Reviews

'Donovan and Hudson’s original and highly readable book clearly identifies the true cost of living beyond one’s means. Their analysis of how environmental problems are influenced by today’s economic challenges offers a fresh insight for policy makers.' - Rt Hon Danny Alexander MP, Chief Secretary to the United Kingdom Treasury

'This thoughtful and timely book is an essential read for policy-makers, business leaders and investors who have the power and influence to determine whether we can survive the environmental crunch.' - Emma Howard Boyd, Head of Socially Responsible Investment and Governance, Jupiter Asset Management

"This highly topical book brilliantly pulls together the two major global challenges of the day - this is essential reading for financiers, policy makers and environmentalists alike." - Professor Sir David King, Director of the Smith School of Enterprise and the Environment (Oxford University)

Contents

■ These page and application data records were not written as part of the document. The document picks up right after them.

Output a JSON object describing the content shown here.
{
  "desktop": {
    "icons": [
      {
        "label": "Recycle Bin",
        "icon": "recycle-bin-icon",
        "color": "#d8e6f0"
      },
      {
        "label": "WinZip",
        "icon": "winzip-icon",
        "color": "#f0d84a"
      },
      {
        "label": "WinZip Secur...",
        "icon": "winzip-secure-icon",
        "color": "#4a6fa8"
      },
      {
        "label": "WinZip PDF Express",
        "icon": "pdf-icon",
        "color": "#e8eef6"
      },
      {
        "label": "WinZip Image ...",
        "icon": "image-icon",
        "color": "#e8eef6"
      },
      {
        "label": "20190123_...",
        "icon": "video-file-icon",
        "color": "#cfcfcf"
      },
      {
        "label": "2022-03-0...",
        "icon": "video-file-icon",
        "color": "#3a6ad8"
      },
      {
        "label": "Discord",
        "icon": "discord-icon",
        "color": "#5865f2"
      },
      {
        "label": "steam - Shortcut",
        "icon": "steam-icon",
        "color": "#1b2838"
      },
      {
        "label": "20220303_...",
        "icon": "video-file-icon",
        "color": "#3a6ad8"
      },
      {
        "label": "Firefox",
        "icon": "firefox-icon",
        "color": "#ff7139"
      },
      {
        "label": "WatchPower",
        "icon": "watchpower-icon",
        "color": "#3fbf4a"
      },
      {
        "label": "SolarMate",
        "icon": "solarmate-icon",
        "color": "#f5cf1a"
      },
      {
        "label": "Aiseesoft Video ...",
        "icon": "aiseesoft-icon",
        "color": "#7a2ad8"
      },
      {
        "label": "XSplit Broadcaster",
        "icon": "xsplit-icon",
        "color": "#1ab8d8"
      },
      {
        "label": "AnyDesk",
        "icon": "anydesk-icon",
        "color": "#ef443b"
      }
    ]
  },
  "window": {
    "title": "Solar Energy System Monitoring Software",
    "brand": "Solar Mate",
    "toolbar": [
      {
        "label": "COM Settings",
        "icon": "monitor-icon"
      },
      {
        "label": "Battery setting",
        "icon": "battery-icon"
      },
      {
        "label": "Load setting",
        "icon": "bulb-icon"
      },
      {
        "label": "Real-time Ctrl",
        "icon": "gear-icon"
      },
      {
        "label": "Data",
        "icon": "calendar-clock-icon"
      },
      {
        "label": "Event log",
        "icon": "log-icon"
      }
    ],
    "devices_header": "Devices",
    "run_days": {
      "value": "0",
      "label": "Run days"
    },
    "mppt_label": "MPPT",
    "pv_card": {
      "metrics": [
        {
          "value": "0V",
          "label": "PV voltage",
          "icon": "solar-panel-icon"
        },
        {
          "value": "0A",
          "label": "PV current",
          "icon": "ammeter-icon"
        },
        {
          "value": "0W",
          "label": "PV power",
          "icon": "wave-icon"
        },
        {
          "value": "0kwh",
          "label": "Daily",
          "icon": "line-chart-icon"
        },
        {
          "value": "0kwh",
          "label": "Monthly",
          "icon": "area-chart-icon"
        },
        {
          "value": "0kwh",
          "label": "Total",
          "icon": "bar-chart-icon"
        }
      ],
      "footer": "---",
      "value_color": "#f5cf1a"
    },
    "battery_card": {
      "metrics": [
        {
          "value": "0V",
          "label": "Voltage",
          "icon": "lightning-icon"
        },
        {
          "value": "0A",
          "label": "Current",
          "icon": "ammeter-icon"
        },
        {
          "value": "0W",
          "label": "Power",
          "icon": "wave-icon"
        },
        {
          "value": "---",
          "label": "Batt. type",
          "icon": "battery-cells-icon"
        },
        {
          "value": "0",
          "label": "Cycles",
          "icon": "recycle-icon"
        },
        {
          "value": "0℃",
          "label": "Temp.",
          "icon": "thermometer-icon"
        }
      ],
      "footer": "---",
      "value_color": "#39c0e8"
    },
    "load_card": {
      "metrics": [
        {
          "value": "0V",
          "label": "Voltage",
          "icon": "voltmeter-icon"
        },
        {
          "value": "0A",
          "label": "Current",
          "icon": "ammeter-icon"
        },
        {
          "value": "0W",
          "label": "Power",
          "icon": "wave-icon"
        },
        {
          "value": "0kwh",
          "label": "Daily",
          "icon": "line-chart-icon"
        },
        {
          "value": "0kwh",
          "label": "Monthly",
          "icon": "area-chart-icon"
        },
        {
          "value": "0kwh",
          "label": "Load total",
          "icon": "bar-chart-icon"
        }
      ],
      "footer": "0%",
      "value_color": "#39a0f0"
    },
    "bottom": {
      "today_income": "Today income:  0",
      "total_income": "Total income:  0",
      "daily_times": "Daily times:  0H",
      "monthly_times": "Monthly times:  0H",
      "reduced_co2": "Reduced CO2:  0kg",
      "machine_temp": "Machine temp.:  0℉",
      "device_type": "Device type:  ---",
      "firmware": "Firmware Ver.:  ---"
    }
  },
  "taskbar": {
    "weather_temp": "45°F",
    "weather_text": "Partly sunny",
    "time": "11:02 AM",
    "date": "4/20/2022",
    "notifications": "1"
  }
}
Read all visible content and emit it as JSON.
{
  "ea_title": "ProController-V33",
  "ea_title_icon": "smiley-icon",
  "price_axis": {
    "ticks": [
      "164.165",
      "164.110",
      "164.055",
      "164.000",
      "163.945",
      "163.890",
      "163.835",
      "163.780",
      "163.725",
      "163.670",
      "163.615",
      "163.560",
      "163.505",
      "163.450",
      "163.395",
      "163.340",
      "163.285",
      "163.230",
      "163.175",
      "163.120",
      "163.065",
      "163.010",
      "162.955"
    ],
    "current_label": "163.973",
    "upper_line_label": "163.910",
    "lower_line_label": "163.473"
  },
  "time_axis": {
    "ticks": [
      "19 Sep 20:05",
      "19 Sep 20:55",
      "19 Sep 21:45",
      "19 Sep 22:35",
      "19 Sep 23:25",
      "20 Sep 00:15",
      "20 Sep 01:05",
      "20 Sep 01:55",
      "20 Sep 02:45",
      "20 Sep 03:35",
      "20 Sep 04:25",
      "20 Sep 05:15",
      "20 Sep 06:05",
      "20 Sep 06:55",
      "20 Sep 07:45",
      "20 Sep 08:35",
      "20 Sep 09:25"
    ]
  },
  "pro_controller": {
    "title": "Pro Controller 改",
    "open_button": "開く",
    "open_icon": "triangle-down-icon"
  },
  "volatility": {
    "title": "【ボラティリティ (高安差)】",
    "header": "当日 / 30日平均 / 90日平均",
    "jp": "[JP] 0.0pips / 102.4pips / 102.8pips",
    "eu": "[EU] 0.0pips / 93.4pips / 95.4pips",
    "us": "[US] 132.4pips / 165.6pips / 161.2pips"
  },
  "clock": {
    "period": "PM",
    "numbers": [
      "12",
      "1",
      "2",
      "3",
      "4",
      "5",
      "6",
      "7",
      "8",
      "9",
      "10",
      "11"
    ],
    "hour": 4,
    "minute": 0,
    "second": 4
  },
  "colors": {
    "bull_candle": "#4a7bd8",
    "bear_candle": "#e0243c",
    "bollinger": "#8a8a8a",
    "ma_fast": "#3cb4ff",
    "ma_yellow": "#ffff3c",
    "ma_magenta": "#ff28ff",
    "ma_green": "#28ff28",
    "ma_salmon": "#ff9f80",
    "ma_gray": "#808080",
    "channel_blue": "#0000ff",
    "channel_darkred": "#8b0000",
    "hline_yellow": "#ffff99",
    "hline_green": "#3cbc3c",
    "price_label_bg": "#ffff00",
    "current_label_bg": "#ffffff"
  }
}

Introduction 1. Food 2. Water 3. Energy 4. Infrastructure 5. Housing 6. Consumer Durable Goods 7. Fast Moving Consumer Goods 8. Health 9. Education, Work and Leisure. Conclusions. Bibliography. Index

Author Bio

Paul Donovan is a Managing Director and Global Economist at UBS. Paul is responsible for formulating and presenting the UBS Investment Research global economic view, drawing on the bank's world-wide resources. He co-authors the Global Economic Perspectives publication with the other members of the Global Economics team and has focused in recent years on income inequality, monetary union and currencies, government policy, and monetary economics.

Julie Hudson, CFA, is a Managing Director at UBS, where she heads up the new Socially Responsible Investment effort established by UBS within its Equity Research division at the end of 2004. The team launched UBS publications on climate change in 2007, on corporate governance in 2008, and on ESG (environmental social and governance issues) and their impact on competitive markets in 2010.

Name: From Red to Green?: How the Financial Credit Crunch Could Bankrupt the Environment (Hardback)Routledge 
Description: By Paul Donovan, Julie Hudson. Written by an economist and an investment professional, this book addresses the twin crises that the world is facing in the form of a simultaneous financial and environmental credit crunch. Financially, consumers are less able to consume now, and pay...
Categories: Environmental Management, Environmental Economics, Economics, Business, Management and Accounting, Environment & Economics